Another kind of locked-door puzzle I came to greatly enjoy however, were the electricity junctions. Similar to the pipe puzzles that grew tiresome in BioShock, System Shock’s junction puzzles have you manage currents of varying voltages through a network of connections that can be rotated. The puzzles look initially dense and uninviting, but after a brief dabble turn out to be rather intuitive. Often rotating the conduits is half of the satisfying puzzle, with players then left to swap and change the voltage via a set of plugs to ensure the junction has the exact level of power required. If you try flooding the network with too much power, the conduits light up extra bold and look like they’re going to blow. These puzzles were the perfect complexity at any given stage of the game and broke up the frustrating exploration.

While there are heaps of ideas and imagination brewing within System Shock, my favourite moments involve the notorious SHODAN and others communicating with the player. SHODAN often tunes in and heckles the player when they progress past a certain challenging gate or will bemoan the player’s minor victories before warning that she’s setting the dogs loose. There are also audio logs that break up the room pilfering monotony which often tell two stories. The more interesting stories set the context for the space station, with pencil pushers noting concerning anomalies that appear to be caused by their station AI, or the IT team noticing and ignoring the early signs of selfish cognisance from the AI and alarmingly pushing it aside. Then there are the recorded cries of the crew members in their last moments before experimentation and mutilation as SHODAN actions their plan to neutralise Earth and start their own colony of cybernetic mutants. Consistently and throughout, the voice actors on these tapes don’t shy away from melodrama and heightened states of emotion, making them a genuine highlight to break up the claustrophobia and monotony. Shame that all audio logs have the same static screech bookending them.

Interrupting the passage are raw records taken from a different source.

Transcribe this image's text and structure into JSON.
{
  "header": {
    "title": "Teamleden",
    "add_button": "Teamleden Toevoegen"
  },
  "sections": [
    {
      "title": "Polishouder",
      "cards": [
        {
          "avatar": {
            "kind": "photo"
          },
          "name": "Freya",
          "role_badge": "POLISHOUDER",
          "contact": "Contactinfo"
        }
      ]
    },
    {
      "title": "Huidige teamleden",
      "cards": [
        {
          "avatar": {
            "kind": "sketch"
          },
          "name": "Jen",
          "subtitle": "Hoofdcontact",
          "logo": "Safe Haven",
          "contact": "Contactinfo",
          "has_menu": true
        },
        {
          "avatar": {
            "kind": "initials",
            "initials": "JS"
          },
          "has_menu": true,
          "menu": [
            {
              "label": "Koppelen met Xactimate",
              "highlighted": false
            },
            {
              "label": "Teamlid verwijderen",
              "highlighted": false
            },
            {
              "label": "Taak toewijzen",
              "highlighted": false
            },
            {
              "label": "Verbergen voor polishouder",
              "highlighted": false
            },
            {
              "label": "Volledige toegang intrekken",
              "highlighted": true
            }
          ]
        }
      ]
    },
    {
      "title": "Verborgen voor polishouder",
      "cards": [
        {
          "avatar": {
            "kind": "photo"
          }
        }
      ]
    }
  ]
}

Final Thoughts

System Shock may come as a rude awakening for some, myself included. This remake of an early 90s sci-fi shooter has a heap of great ideas for its time. But its time has long passed and has little to offer new audiences except for pain, frustration, and a prettied-up history lesson of a game. SHODAN, however, plays an entertaining host to a series of pipe-laden labyrinths that suffers no fools.

Reviewed on PC // Review code supplied by publisher

Click here for more information on WellPlayed’s review policy and ethics

System Shock Review
A Millennial Too Late
The atmospheric visual overhaul marks the best part of this exhausting and dated remake, while the villainous AI SHODAN remains a timeless antagonist.
The Good
SHODAN
Cool as heck retro-modern reimagining of a classic
Junction puzzles
Decent storytelling via audio logs and comms
The Bad
Cyberspace sections
Combat mostly feels weightless and unsatisfying
Glitches & jank
Exploration is tedious
5.5
Glass Half Full
Advertisement. Scroll to continue reading.



  • Nightdive Studios
  • Prime Matter
  • PC
  • May 31, 2023

System Shock Review
A Millennial Too Late
The atmospheric visual overhaul marks the best part of this exhausting and dated remake, while the villainous AI SHODAN remains a timeless antagonist.
The Good
SHODAN
Cool as heck retro-modern reimagining of a classic
Junction puzzles
Decent storytelling via audio logs and comms
The Bad
Cyberspace sections
Combat mostly feels weightless and unsatisfying
Glitches & jank
Exploration is tedious
5.5
Glass Half Full
Written By Nathan Hennessy

Comments

You May Also Like

Review

Devil went down to Russia

Review

'Tis a fine barn, but sure 'tis no pool, English

Review

In the giant's footprint

Review

I’ve never been so scared of multiple exposed openings

Advertisement